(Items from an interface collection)
'''

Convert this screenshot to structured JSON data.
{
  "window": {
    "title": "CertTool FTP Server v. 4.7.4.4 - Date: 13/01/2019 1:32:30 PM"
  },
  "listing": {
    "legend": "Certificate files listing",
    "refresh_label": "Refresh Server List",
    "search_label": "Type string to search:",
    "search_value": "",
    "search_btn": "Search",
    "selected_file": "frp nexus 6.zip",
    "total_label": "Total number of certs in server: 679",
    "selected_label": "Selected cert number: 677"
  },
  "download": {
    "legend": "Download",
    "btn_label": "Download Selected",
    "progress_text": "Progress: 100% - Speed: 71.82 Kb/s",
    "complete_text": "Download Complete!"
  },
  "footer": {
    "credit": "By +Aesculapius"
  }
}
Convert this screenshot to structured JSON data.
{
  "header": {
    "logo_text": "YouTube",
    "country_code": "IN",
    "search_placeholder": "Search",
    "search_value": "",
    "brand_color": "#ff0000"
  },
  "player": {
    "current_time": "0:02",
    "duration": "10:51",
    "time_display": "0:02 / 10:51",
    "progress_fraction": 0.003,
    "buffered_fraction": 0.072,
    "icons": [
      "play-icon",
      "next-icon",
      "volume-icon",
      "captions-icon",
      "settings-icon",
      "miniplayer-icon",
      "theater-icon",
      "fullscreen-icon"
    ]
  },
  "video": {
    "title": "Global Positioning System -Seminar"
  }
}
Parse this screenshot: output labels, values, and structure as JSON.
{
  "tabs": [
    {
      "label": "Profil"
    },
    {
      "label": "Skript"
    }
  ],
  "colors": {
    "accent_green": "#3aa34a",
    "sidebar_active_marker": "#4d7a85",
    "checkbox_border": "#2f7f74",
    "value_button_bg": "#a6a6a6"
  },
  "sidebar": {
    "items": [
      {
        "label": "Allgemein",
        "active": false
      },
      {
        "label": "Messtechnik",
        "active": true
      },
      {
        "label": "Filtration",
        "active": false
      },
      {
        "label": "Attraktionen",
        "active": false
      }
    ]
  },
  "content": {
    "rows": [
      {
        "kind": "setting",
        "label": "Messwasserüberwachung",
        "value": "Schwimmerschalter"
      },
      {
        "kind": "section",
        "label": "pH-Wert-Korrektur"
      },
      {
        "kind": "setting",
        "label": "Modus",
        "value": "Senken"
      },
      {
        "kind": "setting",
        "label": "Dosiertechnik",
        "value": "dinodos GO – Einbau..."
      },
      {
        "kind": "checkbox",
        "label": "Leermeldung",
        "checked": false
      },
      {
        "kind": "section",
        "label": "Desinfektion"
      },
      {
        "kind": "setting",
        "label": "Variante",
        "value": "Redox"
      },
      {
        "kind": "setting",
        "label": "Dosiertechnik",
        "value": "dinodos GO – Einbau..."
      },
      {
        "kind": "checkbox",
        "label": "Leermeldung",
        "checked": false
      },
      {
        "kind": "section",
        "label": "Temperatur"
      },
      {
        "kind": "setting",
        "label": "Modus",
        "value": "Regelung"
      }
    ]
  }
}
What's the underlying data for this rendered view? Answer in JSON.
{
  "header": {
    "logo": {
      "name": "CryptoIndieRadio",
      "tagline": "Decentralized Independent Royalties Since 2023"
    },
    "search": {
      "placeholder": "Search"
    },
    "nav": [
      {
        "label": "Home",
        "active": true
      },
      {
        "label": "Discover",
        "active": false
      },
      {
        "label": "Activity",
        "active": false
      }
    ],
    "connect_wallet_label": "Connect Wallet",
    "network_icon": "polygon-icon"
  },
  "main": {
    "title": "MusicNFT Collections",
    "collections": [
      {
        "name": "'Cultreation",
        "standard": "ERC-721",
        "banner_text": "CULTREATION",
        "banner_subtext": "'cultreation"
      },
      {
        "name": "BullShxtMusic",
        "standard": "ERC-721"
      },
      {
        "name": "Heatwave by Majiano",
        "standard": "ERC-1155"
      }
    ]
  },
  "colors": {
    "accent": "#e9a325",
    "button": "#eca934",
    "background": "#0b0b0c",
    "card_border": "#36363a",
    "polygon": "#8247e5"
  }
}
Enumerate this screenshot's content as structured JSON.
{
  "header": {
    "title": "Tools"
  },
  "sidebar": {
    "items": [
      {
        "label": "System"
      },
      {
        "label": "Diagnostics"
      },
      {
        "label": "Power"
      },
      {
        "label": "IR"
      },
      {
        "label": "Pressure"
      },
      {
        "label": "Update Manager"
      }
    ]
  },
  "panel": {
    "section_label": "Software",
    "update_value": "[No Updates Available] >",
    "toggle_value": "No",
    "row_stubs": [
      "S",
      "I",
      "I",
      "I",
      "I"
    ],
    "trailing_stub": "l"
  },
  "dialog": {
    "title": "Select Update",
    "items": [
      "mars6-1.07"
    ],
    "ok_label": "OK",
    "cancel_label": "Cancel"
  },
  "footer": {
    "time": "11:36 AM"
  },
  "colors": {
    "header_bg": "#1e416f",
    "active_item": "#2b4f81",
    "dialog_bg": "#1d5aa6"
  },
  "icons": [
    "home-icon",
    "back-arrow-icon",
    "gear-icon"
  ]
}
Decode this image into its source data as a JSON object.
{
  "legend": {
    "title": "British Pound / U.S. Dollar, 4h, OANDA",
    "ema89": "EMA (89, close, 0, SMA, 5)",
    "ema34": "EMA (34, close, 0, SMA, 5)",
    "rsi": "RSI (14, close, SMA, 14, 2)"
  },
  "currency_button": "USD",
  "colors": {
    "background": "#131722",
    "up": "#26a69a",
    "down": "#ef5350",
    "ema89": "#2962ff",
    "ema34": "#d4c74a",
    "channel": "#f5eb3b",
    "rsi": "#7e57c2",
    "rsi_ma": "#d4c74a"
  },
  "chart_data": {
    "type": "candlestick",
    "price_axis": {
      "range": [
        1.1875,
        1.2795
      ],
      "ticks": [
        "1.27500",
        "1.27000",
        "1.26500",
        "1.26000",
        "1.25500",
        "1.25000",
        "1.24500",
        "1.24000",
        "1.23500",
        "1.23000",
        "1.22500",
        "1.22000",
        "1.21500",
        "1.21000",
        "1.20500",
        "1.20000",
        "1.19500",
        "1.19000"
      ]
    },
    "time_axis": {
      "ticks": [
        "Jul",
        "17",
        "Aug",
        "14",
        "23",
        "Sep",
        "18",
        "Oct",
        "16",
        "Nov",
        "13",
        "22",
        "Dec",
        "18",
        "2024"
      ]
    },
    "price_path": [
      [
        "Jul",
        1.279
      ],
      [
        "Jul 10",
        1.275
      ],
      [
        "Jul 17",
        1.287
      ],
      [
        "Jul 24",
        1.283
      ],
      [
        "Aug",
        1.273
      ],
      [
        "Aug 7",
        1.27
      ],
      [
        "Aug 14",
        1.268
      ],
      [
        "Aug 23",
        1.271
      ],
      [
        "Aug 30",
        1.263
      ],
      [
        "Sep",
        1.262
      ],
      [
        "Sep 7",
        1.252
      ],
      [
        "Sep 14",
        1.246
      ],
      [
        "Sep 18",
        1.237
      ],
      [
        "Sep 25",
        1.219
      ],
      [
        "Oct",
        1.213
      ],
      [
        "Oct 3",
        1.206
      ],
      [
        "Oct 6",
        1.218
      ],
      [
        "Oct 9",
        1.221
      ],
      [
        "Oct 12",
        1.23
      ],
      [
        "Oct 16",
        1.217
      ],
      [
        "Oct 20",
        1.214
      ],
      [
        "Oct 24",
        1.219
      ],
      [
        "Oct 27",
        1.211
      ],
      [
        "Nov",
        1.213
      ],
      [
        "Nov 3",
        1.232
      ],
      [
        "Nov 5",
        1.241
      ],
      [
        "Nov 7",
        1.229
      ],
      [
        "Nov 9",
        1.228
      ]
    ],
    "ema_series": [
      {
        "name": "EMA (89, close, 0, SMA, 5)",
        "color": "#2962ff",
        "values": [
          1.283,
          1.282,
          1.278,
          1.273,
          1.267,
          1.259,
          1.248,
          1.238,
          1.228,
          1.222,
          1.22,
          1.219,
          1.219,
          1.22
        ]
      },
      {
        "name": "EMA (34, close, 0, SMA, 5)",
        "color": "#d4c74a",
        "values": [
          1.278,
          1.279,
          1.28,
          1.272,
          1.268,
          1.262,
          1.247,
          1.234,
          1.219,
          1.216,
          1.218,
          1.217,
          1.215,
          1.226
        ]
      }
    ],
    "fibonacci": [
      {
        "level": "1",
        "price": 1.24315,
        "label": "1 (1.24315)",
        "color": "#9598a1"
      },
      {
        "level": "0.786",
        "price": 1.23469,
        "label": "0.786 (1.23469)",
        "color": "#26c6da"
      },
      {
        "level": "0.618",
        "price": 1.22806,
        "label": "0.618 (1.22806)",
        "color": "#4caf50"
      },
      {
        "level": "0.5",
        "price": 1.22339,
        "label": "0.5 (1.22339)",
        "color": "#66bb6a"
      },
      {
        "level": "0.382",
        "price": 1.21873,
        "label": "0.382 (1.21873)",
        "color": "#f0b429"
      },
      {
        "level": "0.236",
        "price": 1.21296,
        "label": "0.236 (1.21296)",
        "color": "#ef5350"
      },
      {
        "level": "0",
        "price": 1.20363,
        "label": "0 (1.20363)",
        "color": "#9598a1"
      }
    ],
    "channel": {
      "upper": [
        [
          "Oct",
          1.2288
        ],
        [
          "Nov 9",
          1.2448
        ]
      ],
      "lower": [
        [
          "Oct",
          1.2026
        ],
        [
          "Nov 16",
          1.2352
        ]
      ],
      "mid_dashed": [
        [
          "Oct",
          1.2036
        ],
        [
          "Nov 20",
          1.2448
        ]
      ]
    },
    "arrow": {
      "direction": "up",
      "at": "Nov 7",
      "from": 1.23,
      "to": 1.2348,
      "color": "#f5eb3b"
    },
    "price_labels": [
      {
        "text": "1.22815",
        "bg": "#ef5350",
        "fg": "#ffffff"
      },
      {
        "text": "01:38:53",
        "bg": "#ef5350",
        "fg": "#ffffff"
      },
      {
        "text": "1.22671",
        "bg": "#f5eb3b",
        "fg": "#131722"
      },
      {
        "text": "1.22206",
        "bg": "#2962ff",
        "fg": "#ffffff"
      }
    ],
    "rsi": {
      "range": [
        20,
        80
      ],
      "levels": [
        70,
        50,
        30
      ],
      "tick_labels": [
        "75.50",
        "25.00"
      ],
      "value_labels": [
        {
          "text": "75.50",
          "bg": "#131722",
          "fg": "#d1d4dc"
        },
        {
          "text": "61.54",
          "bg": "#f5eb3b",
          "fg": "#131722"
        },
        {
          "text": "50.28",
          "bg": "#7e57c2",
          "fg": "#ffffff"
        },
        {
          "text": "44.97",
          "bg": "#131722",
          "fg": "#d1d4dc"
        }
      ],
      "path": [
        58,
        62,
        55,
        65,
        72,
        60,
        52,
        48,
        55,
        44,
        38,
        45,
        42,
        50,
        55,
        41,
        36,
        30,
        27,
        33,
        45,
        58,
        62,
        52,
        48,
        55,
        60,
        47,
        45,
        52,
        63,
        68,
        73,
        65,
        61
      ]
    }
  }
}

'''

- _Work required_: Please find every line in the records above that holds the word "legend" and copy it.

- _Answer section_:
    "legend": "Certificate files listing",
    "legend": "Download",
  "legend": {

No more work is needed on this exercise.